Banksia woodlands are a taxonomically rich native vegetation community found in south-western Western Australia. Currently < 20% of the woodlands remains, the result of clearing for extensive urban development and to establish commercial plantations of Pinus pinaster in the 1960s. Government policy has dictated that the pines are removed, and a significant percentage of the land be restored back to Banksia woodlands. Our knowledge of the abiotic and biotic limitations to restoration success in post-pine environments is limited, and without this, conservation of this community is unlikely. Experiments were established to understand native plant x soil interactions, to inform restoration activities. The impact of post-pine soils on key Banksia woodland species was assessed by (a) germinating over 28 days, and (b) growing seedlings over 22 weeks across a soil chronosequence (time since pine removal: 1 year, 5 years, 8 years) and a reference undisturbed Banksia woodland soil. Soil abiotic factors such as nutrient status and water retention capacity were identified as potential drivers of restoration success. In subsequent experiments, the impact of the biotic factor of weed presence, in particular perennial veldt grass (Ehrharta calycina), on seedling growth and susceptibility to drought (stomatal conductance and survival) were investigated.
Soil nutrient levels and pH at post-pine sites were not significantly different (P > 0.05) from undisturbed Banksia woodland soil or across the chronosequence. Although this suggests post-pine soil shouldn’t limit plant growth in terms of nutrient availability, germination responses varied between species and across soils. For example, seeds of the Fabaceae (Gompholobium tomentosum, Jacksonia floribunda, Kennedia prostrata) displayed higher germination in one year post-pine soil compared to older sites (1.53-fold increase in maximum germination percentage), whereas soil age had no effect on germination in seeds of the Proteaceae (Banksia attenuata, B. menziesii, Hakea trifurcata) (P > 0.5202). Preliminary analysis of plant growth and morphology indicates that seedling growth responses vary between species and across soil types, suggesting that soil nutrient status alone doesn’t explain plant performance.
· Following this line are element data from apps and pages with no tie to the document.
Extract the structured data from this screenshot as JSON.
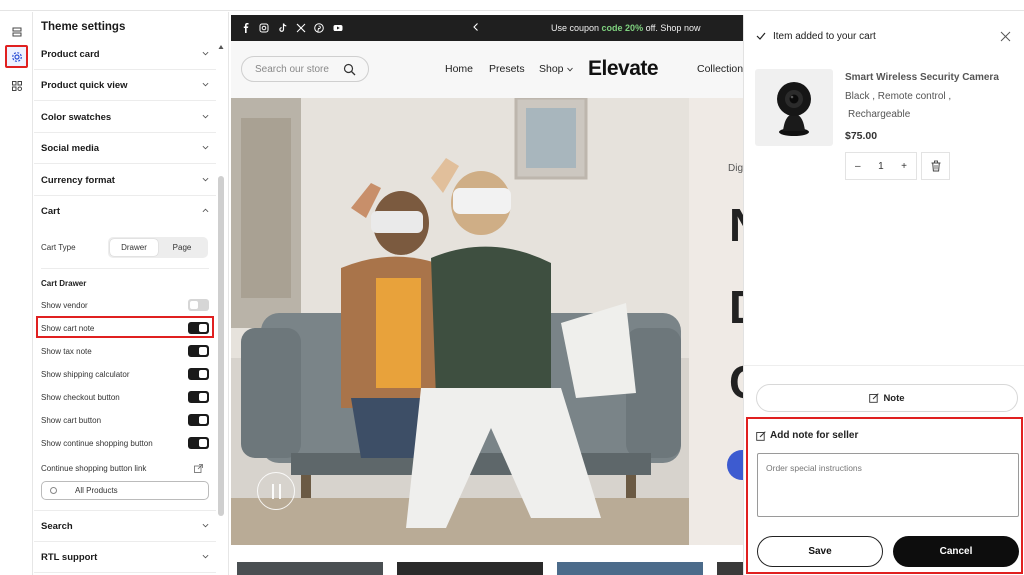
{
  "sidebar": {
    "title": "Theme settings",
    "sections_top": [
      "Product card",
      "Product quick view",
      "Color swatches",
      "Social media",
      "Currency format",
      "Cart"
    ],
    "cart": {
      "cart_type_label": "Cart Type",
      "cart_type_options": [
        "Drawer",
        "Page"
      ],
      "cart_type_selected": "Drawer",
      "cart_drawer_heading": "Cart Drawer",
      "toggles": [
        {
          "label": "Show vendor",
          "on": false
        },
        {
          "label": "Show cart note",
          "on": true
        },
        {
          "label": "Show tax note",
          "on": true
        },
        {
          "label": "Show shipping calculator",
          "on": true
        },
        {
          "label": "Show checkout button",
          "on": true
        },
        {
          "label": "Show cart button",
          "on": true
        },
        {
          "label": "Show continue shopping button",
          "on": true
        }
      ],
      "continue_link_label": "Continue shopping button link",
      "continue_link_value": "All Products"
    },
    "sections_bottom": [
      "Search",
      "RTL support"
    ]
  },
  "preview": {
    "announcement_prefix": "Use coupon ",
    "announcement_code": "code 20%",
    "announcement_suffix": " off. Shop now",
    "search_placeholder": "Search our store",
    "nav": [
      "Home",
      "Presets",
      "Shop",
      "Collection"
    ],
    "logo": "Elevate",
    "hero_snippet": "Dig",
    "hero_letters": [
      "N",
      "D",
      "C"
    ]
  },
  "drawer": {
    "title": "Item added to your cart",
    "product_name": "Smart Wireless Security Camera",
    "variants_line1": "Black ,  Remote control ,",
    "variants_line2": "Rechargeable",
    "price": "$75.00",
    "qty_minus": "–",
    "quantity": "1",
    "qty_plus": "+",
    "note_button": "Note",
    "note_panel_title": "Add note for seller",
    "note_placeholder": "Order special instructions",
    "save_label": "Save",
    "cancel_label": "Cancel"
  },
  "colors": {
    "accent_red": "#e02020",
    "dark": "#0d0d0d",
    "coupon_green": "#7fd27f"
  }
}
Impacts of abiotic x biotic interactions have also been examined, including the impact of weeds (in particular E. calycina) on seedling growth and drought susceptibility in native species, and this is likely to be a significant factor in ultimately defining restoration outcomes.